Enter lat/lon into a GEOMETRY column: (equivalent)
  • ST_GeomFromEWKT('SRID=4326;POINT(39.640031,-106.373445)
  • ST_GeomFromText('POINT(39.640031 -106.373445)', 4326)
Note that if you try to insert PostGIS entities using two different SRS into the same database column, you will get an error. Consistency is a requirement.

Entering geometry data into a column of a geography defined type: ST_POINT(39.640031,-106.373445)

Geography:

Geographic entities undergo a spatial transformation for use on a 3D spherical or ellipsoidal globe. To provide a spatial reference system (SRS) such as WSG 84 (srid = 4326) used by GPS systems, it must be specified. Geography routines do not support curves, TINS, or POLYHEDRALSURFACEs.

PostGIS PostgreSQL GIS Functions:

Relationships and Measurements:

FunctionDescription
ST_3DClosestPoint()Find the closest point in the table
ST_Covers() one geometric entity covers another
ST_Contains() Polygon contains another geometric entity
ST_Crosses() line crosses another line
ST_Distance() find the distance between two entities
ST_Dwithin() one geometric entity lies within another
... ...

Transformations:

FunctionDescription
ST_AddPoint() Add a point
ST_LineMerge() merge multiple lines together
ST_RotateX() Rotate entity about the X-axis
ST_Transform() perform transformation
ST_Translate() translate geometric object
ST_Scale() scale a geometric object
ST_SnapToGrid() position entity to grid position alignment
... ...

PostGIS cheat sheet of functions

QGIS GIS Viewer:

QGIS is a GIS GUI tool which interfaces with PostGIS and PostgreSQL and allows for the visualization of database geometry and the results of GIS queries. QGIS operates equally on 2D and 3D geography schemas.

Install: sudo apt-get install qgis

QGIS Display PostGIS Data:


Right click on "PostGIS" and enter the PostgreSQL connection information.


Select the "Connect" button to get list. Select the "ski_resorts" table and the points will be displayed on the map.


Select the "ski_resorts" layer and select the symbol you wish to use (in this case "star").


Right click on "WMS" + "New connection..." and enter the "GetCapabilities" URL.
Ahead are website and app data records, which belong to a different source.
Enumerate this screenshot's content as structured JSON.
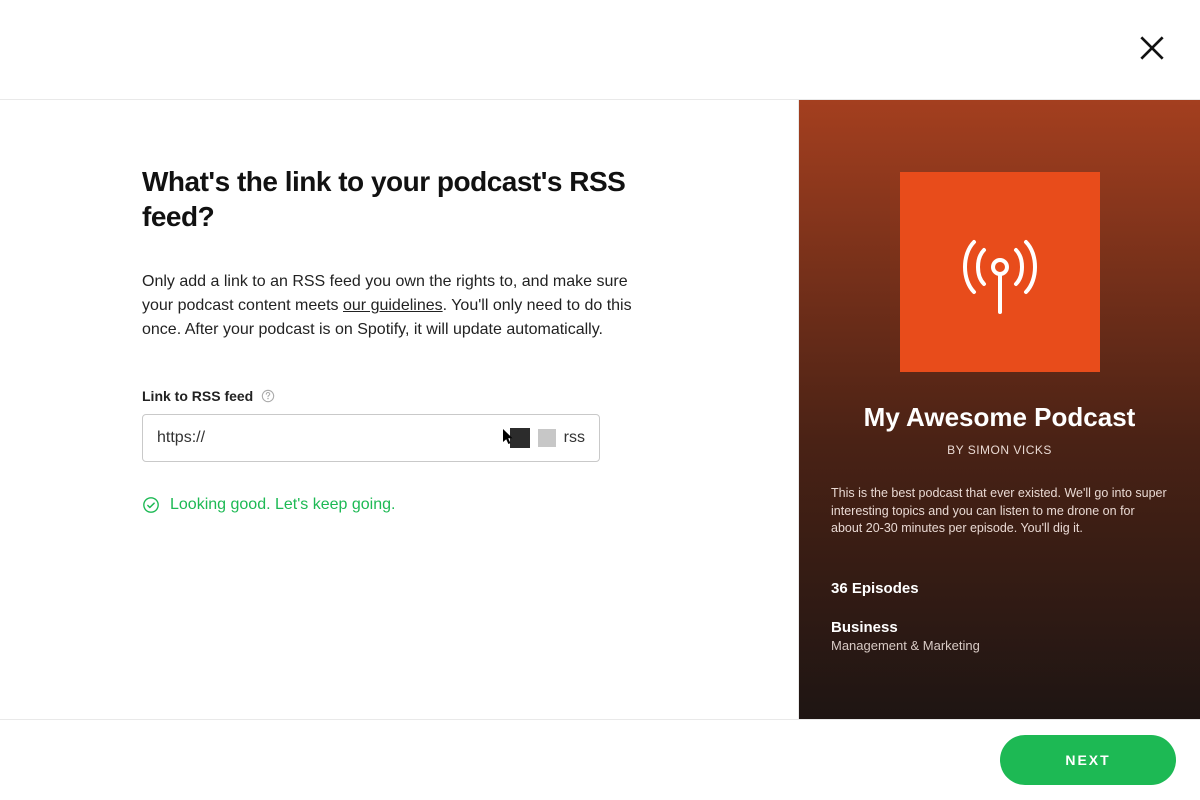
{
  "heading": "What's the link to your podcast's RSS feed?",
  "description": {
    "pre": "Only add a link to an RSS feed you own the rights to, and make sure your podcast content meets ",
    "link": "our guidelines",
    "post": ". You'll only need to do this once. After your podcast is on Spotify, it will update automatically."
  },
  "field": {
    "label": "Link to RSS feed",
    "prefix_value": "https://",
    "suffix_value": "rss"
  },
  "validation": {
    "text": "Looking good. Let's keep going."
  },
  "preview": {
    "title": "My Awesome Podcast",
    "author": "BY SIMON VICKS",
    "description": "This is the best podcast that ever existed. We'll go into super interesting topics and you can listen to me drone on for about 20-30 minutes per episode. You'll dig it.",
    "episodes": "36 Episodes",
    "category": "Business",
    "subcategory": "Management & Marketing"
  },
  "footer": {
    "next_label": "NEXT"
  },
  "colors": {
    "accent_green": "#1db954",
    "art_orange": "#e84c1b"
  }
}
View showing the "BlueMarble June 2004" world map and the ski resort locations stored in the PostGIS/PostreSQL database table "ski_resorts". Note that the "ski_resorts" layer is above the "BlueMarble June 2004" layer. This is important for viewing so that the points are not masked. If the order is incorrect, drag the layers into the correct order as shown.


Select the "i" (Identify Features) icon and then select the point to query.
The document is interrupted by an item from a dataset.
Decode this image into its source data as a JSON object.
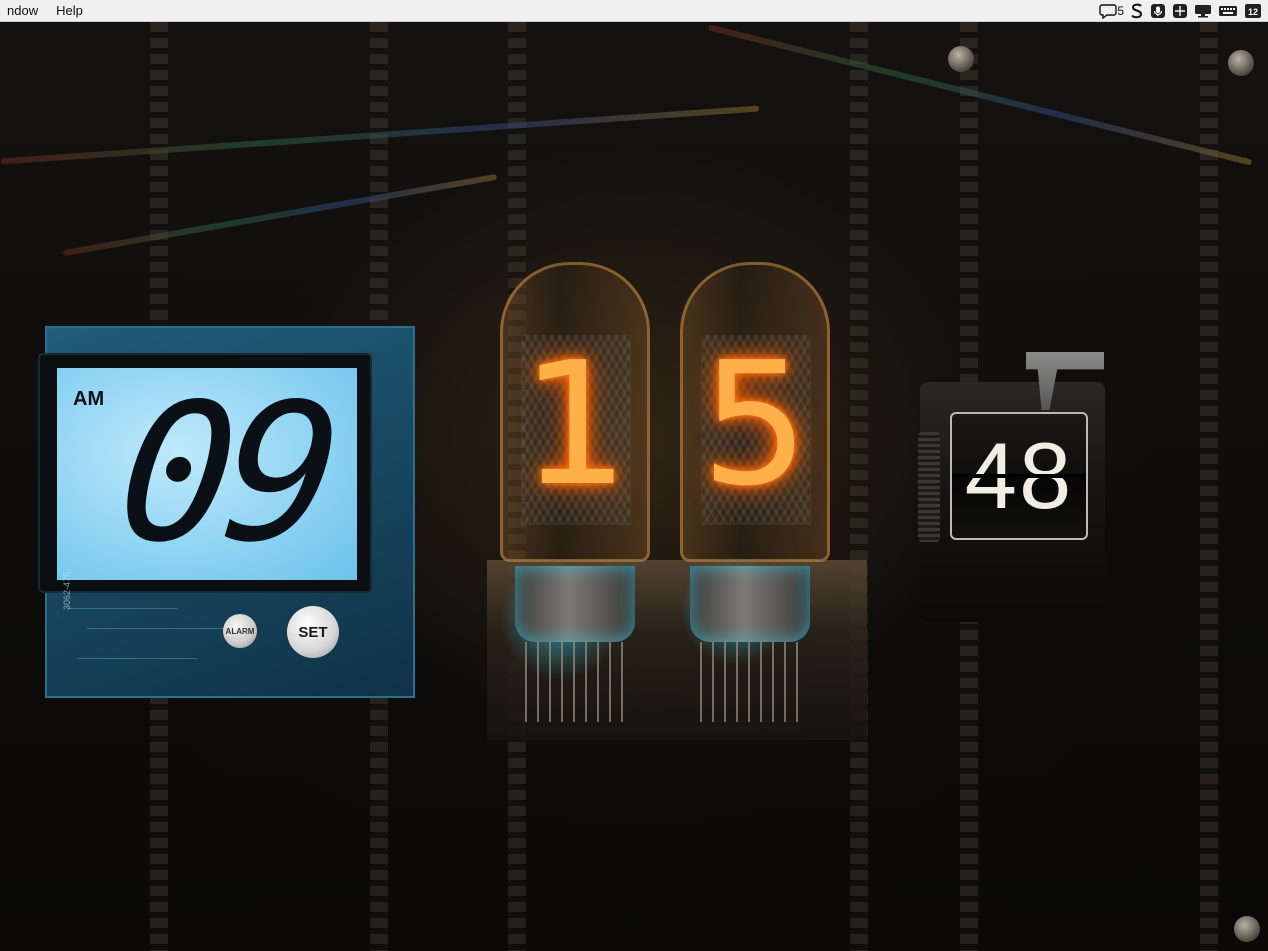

A label can also be assigned to the point, in this case the SQL column "name".


Point labels

QGIS Display PostGIS Query Results:

QGIS can display the geometry results of a spatial query in two ways:

  1. Use a database VIEW
  2. Directly display the results of a database query

1) Database VIEW:

First generate a database "VIEW" to store the results of the query, then add the "VIEW" as a QGIS layer.

mountains=# CREATE VIEW vw_select_co AS 
mountains=#   SELECT id, name, state_code, country_code, location
mountains=#     FROM ski_resorts WHERE state_code='CO';
CREATE VIEW
mountains=# GRANT ALL PRIVILEGES ON vw_select_co to dude;
GRANT

In QGIS open the DB Manager: From the toolbar select "Database" + "DB Manager" + "DB Manager"


PostgreSQL VIEW showing the resorts in Colorado (state code 'CO')

2) Query Results:


From the DM Manager, select the wrench icon to get this window. Note the items selected such as "Load as new layer" and the selection of columns. This requires the use of a unique integer as a column in the table. Remember this when developing database schemas for use with QGIS.


Results: Display all resorts with names beginning in "S"

Home Page: QGIS.org: downloads and documentation

Links:

Book imageBooks:

"GIS Fundamentals: A First Text on Geographic Information Systems"
by Paul Bolstad
ISBN # 1506695876, XanEdu Publishing Inc; 5th edition

Amazon.com

   

    Bookmark and Share

Advertisements